::: ENTRIES PROVIDED :::

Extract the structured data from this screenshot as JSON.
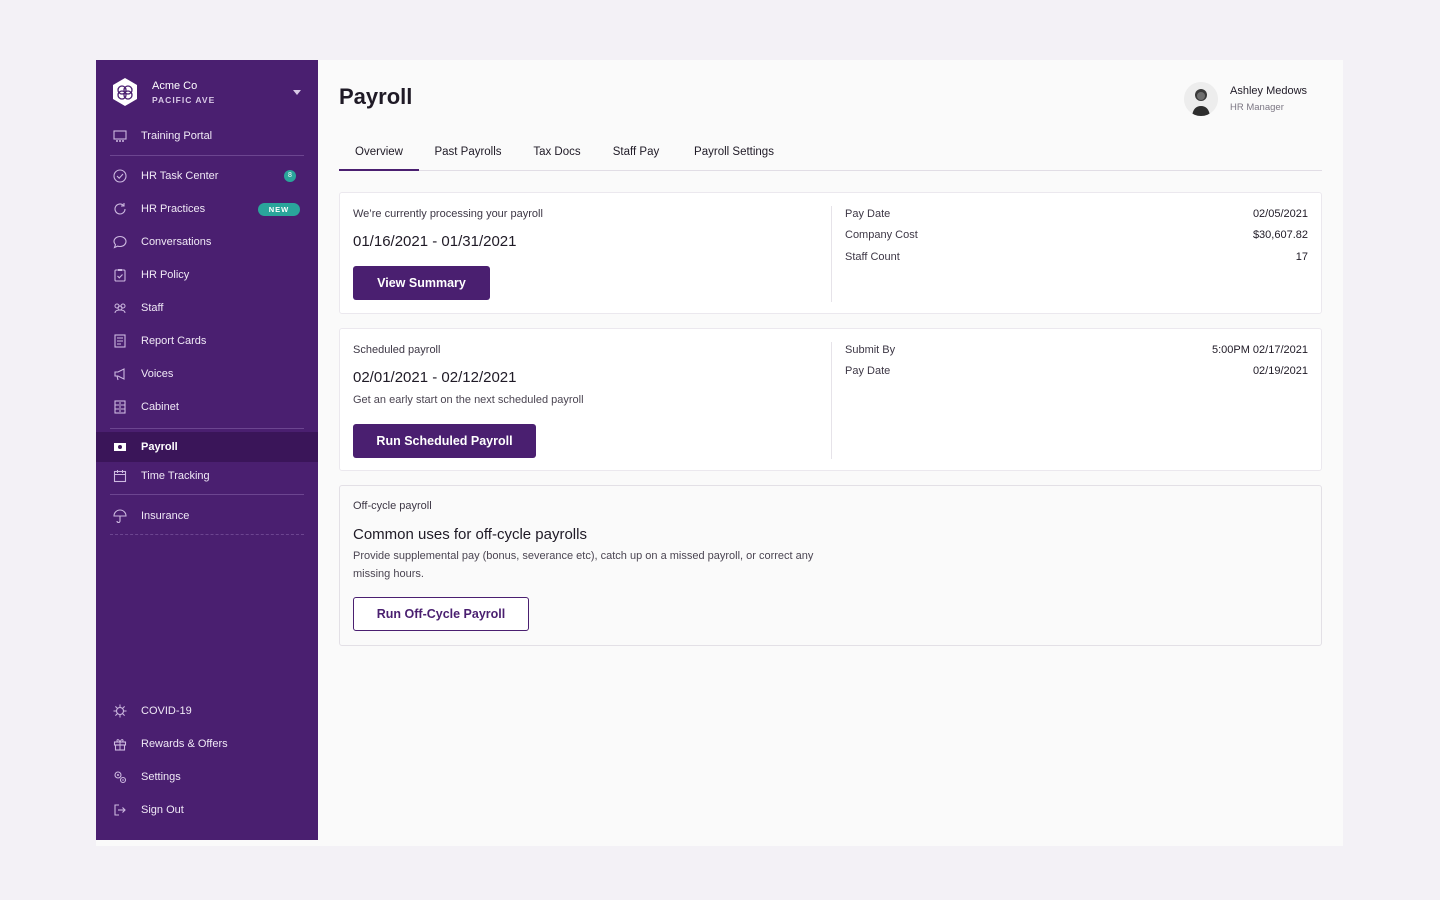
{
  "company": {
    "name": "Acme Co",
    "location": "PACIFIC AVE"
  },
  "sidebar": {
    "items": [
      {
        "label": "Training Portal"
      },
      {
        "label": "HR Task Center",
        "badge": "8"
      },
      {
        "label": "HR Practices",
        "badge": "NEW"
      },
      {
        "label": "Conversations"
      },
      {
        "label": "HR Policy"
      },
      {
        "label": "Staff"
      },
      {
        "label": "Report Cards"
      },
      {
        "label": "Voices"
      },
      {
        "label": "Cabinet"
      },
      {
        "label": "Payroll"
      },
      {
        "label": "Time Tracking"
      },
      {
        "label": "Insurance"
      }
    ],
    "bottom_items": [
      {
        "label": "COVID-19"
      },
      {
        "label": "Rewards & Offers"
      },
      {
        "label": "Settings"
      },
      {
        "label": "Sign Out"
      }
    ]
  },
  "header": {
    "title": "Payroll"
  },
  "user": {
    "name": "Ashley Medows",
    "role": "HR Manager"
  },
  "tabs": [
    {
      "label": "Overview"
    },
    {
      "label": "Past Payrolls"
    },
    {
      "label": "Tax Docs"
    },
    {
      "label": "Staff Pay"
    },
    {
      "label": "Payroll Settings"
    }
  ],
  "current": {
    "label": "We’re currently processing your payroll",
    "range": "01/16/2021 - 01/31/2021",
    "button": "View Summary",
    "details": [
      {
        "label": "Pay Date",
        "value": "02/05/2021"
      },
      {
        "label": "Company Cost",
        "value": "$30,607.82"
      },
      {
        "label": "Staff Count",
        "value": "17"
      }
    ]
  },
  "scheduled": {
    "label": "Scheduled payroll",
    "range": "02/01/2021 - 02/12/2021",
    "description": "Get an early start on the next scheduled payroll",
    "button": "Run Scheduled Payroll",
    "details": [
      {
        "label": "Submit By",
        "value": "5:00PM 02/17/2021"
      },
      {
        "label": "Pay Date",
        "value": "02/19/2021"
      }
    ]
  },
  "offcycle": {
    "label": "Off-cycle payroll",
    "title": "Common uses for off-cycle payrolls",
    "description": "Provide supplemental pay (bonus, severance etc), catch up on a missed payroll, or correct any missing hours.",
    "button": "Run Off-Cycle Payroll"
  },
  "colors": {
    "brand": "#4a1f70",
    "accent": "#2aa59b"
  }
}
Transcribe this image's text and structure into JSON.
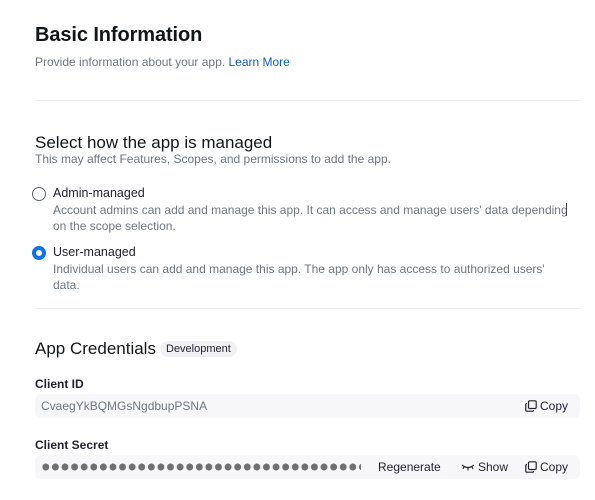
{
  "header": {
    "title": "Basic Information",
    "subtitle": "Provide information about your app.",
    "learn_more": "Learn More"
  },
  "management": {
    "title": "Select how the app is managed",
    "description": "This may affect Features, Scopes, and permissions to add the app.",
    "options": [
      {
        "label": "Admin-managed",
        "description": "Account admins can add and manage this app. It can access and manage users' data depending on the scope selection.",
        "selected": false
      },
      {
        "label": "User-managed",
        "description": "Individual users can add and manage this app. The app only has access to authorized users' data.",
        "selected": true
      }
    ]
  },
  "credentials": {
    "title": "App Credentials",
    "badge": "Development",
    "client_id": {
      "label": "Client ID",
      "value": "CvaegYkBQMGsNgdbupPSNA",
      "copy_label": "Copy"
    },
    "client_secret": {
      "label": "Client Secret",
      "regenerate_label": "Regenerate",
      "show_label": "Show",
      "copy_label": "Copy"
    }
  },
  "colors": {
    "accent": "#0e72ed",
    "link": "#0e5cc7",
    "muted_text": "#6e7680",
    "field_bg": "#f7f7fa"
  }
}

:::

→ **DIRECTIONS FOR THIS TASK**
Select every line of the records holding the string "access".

→ **WRITTEN ANSWER**
        "description": "Account admins can add and manage this app. It can access and manage users' data depending on the scope selection.",
        "description": "Individual users can add and manage this app. The app only has access to authorized users' data.",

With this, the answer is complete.